As a free market economy comprised of modern and outmoded industry and agriculture, it is becoming increasingly dominated by the private sector.
Economic Freedom: Mexico’s economic freedom score is 66.0, making its economy the 67th freest in the 2020 Index of Economic Freedom.
Market Access: Mexico has free trade agreements with over 50 countries including Guatemala, Honduras, El Salvador, the European Free Trade Area, and Japan - putting more than 90% of trade under free trade agreements.
The Mexican government is currently developing an International Trade Single Window to simplify import, export, and transit-related operations, increase efficiency, and reduce costs and time for international traders.
Corruption: According to Transparency International’s 2019 Corruption Perceptions Index, Mexico scored 29 on a scale of 1 to 100, where lower numbers represent a greater perception of corruption.
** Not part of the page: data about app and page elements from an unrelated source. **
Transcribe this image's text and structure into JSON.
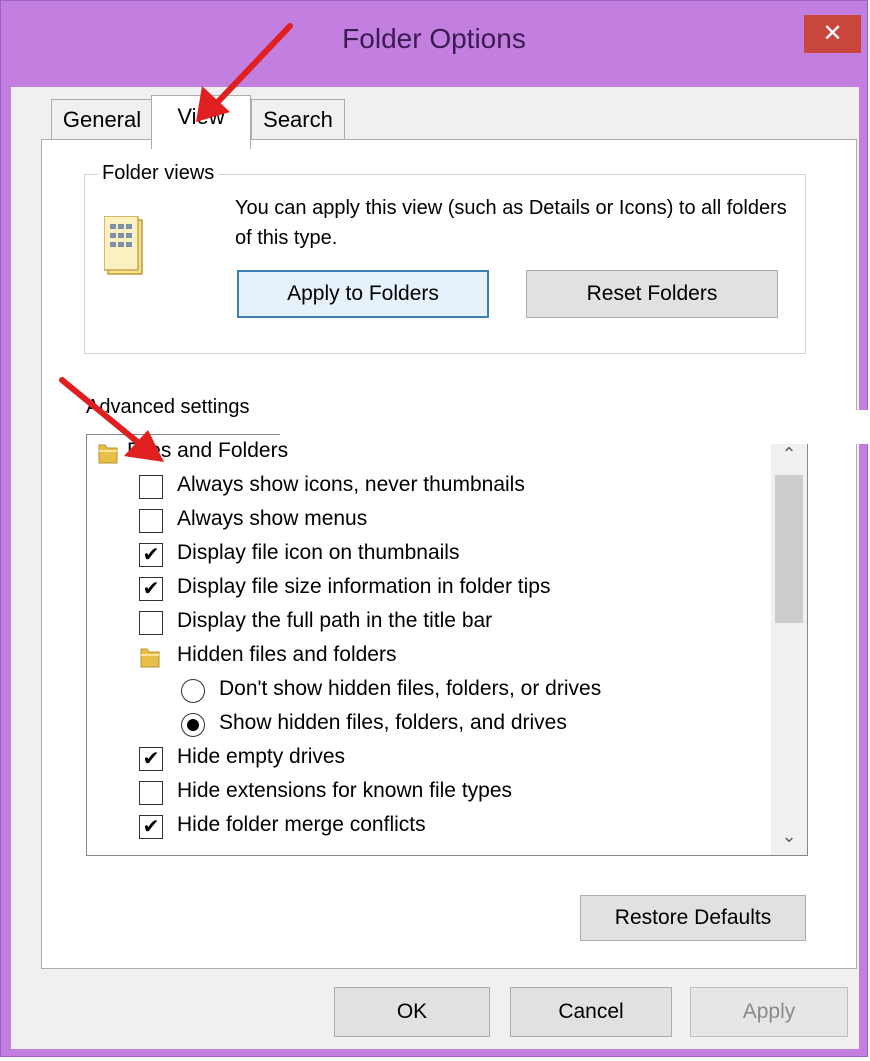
{
  "window": {
    "title": "Folder Options",
    "close_label": "✕"
  },
  "tabs": [
    {
      "label": "General",
      "active": false
    },
    {
      "label": "View",
      "active": true
    },
    {
      "label": "Search",
      "active": false
    }
  ],
  "folder_views": {
    "legend": "Folder views",
    "description": "You can apply this view (such as Details or Icons) to all folders of this type.",
    "apply_button": "Apply to Folders",
    "reset_button": "Reset Folders"
  },
  "advanced": {
    "label": "Advanced settings",
    "items": [
      {
        "kind": "folder",
        "label": "Files and Folders",
        "level": 0
      },
      {
        "kind": "checkbox",
        "label": "Always show icons, never thumbnails",
        "checked": false,
        "level": 1
      },
      {
        "kind": "checkbox",
        "label": "Always show menus",
        "checked": false,
        "level": 1
      },
      {
        "kind": "checkbox",
        "label": "Display file icon on thumbnails",
        "checked": true,
        "level": 1
      },
      {
        "kind": "checkbox",
        "label": "Display file size information in folder tips",
        "checked": true,
        "level": 1
      },
      {
        "kind": "checkbox",
        "label": "Display the full path in the title bar",
        "checked": false,
        "level": 1
      },
      {
        "kind": "folder",
        "label": "Hidden files and folders",
        "level": 1
      },
      {
        "kind": "radio",
        "label": "Don't show hidden files, folders, or drives",
        "checked": false,
        "level": 2
      },
      {
        "kind": "radio",
        "label": "Show hidden files, folders, and drives",
        "checked": true,
        "level": 2
      },
      {
        "kind": "checkbox",
        "label": "Hide empty drives",
        "checked": true,
        "level": 1
      },
      {
        "kind": "checkbox",
        "label": "Hide extensions for known file types",
        "checked": false,
        "level": 1
      },
      {
        "kind": "checkbox",
        "label": "Hide folder merge conflicts",
        "checked": true,
        "level": 1
      }
    ],
    "scroll_up": "⌃",
    "scroll_down": "⌄",
    "check_glyph": "✔"
  },
  "buttons": {
    "restore_defaults": "Restore Defaults",
    "ok": "OK",
    "cancel": "Cancel",
    "apply": "Apply"
  },
  "colors": {
    "title_bar": "#c27fe0",
    "close_button": "#c9463d",
    "annotation_arrow": "#e02020",
    "focus_border": "#3c7fb1"
  },
  "icons": {
    "folder_large": "folder-view-icon",
    "folder_small": "folder-icon",
    "annotation": "red-arrow"
  }
}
Corruption is pervasive in almost all levels of Mexican government and society. Aggressive investigations and operations have exposed corruption at the highest levels of government. The government has enacted strict laws attacking corruption and bribery, with average penalties of five to ten years in prison.
Political Violence: While political violence is rare, narcotics and organized crime related violence has skyrocketed. Transnational criminal organizations (TCOs) fighting each other and the government for control of drug smuggling routes have carried out violent acts unprecedented both in number and nature. Institutions, including major media outlets and a U.S. Consulate, have been subject to unprecedented attacks. TCOs continue to expand their operations into any available money-making venture, often targeting business owners and others innocent of any involvement in narcotics trafficking.
It's important that your initial delegation include an upper-level executive as the initial meeting will generally be with someone of high stature.
Business appointments are required and should be made at least 2 weeks in advance.
It's important that you arrive on time for meetings, although your Mexican business associates may be up to 30 minutes late.
Expect to answer questions about your personal background, family and life interests.
Have all written material available in both English and Spanish.
Negotiations and decisions take a long time and will include a fair amount of haggling. Do not give your best offer first and do not include an attorney on your negotiating team.
Men should wear conservative, dark colored suits; women, business suits or conservative dresses.
Business cards are exchanged during introductions with everyone at a meeting. Have one side in Spanish.
This information is provided by ABC-Amega Inc. Providing international receivable management and debt collection services for exporters to more than 200 countries including Mexico. For further information, contact [email protected].
This report represents a compilation of information from a wide variety of reputable sources.
Comparative Economic Indicators: CIA World Factbook